Then Bennett asked a question that collapses upon itself:

BENNETT: Well, let me ask you this, because the data is clear that states with more abortion restrictions have higher rates of maternal and infant mortality. How are those outcomes consistent with your organization's stated goal of protecting the sanctity of life?

BELL: Well, I don't know that that data is absolutely correct, and so I'd love to challenge that data as well. In fact, I'm going to look into that data.

BENNETT: It's from the Commonwealth Fund. It's an independent research organization focused on health policy.

First of all, how much chutzpah does it take for pro-abortion journalists to cluck at pro-lifers about infant mortality? Aren't they for the right to choose infant mortality?

Second, when a journalist calls something an "independent research organization," don't bet on it. Their mission statement proclaims in its DEI section: "The Commonwealth Fund has made a commitment to become an antiracist organization." In its 2022 study, The Commonwealth Fund cites pro-abortion researchers and repeats pro-abortion terms, just like PBS. Expand below: 


In anticipation of a U.S. Supreme Court decision overturning Roe v. Wade, a number of states passed “trigger laws” that would ban all, or nearly all, abortions once national abortion protections ended. In the months since the Court’s ruling in Dobbs v. Jackson Women’s Health Organization in June 2022, several of these states have in fact banned abortion in most instances. Other states have enacted bans or severe restrictions since then, and others may do so in the coming months or years...

For our analysis, we compared health status and health care resources in the 26 states that the [pro-abortion] Guttmacher Institute has identified as having “restrictive,” “very restrictive,” or “most restrictive” policies on abortion — which we refer to as “abortion-restriction states” — to those in the 24 “abortion-access states” that, along with the District of Columbia, have not instituted bans or new restrictions on abortion....


Compared with their counterparts in other states, women of reproductive age and birthing people in states with current or proposed abortion bans have more limited access to affordable health insurance coverage, worse health outcomes, and lower access to maternity care providers.
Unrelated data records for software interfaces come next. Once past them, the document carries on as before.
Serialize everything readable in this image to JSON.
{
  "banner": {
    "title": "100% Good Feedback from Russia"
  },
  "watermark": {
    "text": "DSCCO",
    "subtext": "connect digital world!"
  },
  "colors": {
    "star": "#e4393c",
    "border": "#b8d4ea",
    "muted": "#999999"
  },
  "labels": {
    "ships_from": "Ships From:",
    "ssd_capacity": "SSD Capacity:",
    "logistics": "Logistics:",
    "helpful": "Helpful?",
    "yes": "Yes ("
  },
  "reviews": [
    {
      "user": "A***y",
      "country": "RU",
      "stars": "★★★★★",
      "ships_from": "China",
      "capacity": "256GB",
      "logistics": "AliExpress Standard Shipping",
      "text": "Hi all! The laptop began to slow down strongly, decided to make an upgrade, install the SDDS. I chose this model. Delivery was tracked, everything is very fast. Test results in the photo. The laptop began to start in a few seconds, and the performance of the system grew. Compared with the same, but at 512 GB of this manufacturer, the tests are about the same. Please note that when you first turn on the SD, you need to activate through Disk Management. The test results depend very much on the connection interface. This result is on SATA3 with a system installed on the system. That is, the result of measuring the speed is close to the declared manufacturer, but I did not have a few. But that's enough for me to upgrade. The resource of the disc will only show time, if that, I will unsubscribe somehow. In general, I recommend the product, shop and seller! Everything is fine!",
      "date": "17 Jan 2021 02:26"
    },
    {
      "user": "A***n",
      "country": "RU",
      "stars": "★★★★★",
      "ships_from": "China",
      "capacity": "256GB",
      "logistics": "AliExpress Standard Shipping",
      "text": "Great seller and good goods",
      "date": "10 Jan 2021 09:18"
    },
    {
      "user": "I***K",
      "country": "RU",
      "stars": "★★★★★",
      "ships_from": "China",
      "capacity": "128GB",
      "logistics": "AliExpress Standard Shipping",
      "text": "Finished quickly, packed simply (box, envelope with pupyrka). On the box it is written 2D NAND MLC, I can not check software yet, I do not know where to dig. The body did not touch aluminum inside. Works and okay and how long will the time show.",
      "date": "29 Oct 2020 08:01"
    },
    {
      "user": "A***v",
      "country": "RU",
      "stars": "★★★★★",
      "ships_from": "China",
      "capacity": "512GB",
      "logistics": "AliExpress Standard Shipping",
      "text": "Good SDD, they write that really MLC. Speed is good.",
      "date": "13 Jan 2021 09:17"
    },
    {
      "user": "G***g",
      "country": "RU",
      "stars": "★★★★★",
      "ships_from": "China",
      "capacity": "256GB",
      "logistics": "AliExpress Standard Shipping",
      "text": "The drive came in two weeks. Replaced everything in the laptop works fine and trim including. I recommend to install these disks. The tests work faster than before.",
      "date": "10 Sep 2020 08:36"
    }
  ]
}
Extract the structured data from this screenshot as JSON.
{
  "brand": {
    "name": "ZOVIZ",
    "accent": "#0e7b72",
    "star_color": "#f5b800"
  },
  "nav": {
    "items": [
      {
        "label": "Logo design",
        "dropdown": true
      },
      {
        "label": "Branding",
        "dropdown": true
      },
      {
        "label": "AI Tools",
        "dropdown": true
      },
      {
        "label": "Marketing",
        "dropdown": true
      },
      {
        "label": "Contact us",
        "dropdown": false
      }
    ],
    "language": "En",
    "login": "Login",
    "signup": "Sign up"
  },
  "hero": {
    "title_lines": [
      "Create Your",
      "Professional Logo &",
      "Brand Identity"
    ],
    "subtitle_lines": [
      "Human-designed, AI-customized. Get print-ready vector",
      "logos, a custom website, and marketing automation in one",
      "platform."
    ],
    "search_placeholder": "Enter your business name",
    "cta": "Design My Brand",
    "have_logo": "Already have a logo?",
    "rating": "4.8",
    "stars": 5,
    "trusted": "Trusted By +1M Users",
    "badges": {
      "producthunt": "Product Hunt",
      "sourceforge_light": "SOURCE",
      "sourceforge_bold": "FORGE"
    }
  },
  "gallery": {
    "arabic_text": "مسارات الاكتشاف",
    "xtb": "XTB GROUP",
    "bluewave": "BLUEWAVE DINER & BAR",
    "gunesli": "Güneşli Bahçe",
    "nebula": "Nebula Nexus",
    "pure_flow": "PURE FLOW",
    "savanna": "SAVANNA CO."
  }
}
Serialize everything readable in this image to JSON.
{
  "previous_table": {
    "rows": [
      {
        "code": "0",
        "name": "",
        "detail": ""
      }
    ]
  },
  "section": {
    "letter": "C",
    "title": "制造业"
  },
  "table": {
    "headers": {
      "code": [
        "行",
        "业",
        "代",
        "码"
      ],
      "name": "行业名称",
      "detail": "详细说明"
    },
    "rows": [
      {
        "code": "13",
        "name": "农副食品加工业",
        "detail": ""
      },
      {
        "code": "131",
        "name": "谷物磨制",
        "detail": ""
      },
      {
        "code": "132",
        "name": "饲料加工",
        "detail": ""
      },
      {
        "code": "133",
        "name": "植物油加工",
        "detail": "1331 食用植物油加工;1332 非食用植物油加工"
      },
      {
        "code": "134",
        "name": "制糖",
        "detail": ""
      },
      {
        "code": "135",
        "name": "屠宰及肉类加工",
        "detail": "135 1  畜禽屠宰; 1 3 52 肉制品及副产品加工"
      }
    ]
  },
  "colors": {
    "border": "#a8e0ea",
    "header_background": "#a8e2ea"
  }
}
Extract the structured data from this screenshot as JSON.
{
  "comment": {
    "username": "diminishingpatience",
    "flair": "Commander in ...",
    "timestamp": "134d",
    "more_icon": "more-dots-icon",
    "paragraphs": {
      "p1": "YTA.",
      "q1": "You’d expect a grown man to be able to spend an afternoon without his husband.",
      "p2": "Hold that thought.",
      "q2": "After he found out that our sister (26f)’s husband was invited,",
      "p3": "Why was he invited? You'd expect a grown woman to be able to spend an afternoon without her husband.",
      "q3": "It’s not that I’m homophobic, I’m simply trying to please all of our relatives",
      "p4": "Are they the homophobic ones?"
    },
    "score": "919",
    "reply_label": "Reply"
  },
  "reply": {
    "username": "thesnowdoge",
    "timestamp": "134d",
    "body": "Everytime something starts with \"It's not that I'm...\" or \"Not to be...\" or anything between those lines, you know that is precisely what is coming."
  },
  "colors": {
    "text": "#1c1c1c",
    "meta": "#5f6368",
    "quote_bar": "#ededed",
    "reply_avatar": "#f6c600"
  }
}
Making abortion illegal risks widening these disparities, as states with already limited Medicaid maternity coverage and fewer maternity care resources lose providers who are reluctant to practice in states that they perceive as restricting their practice. The result is a deepening of fractures in the maternal health system and a compounding of inequities by race, ethnicity, and geography....

Increased federal funding for reproductive health care, family planning, maternity care, and care delivery system transformations also could mitigate the impact of the Dobbs decision and state abortion bans on people’s lives. State, congressional, and executive branch actions are all needed to protect the health of women and birthing people and ensure optimal and equitable outcomes for mothers and infants.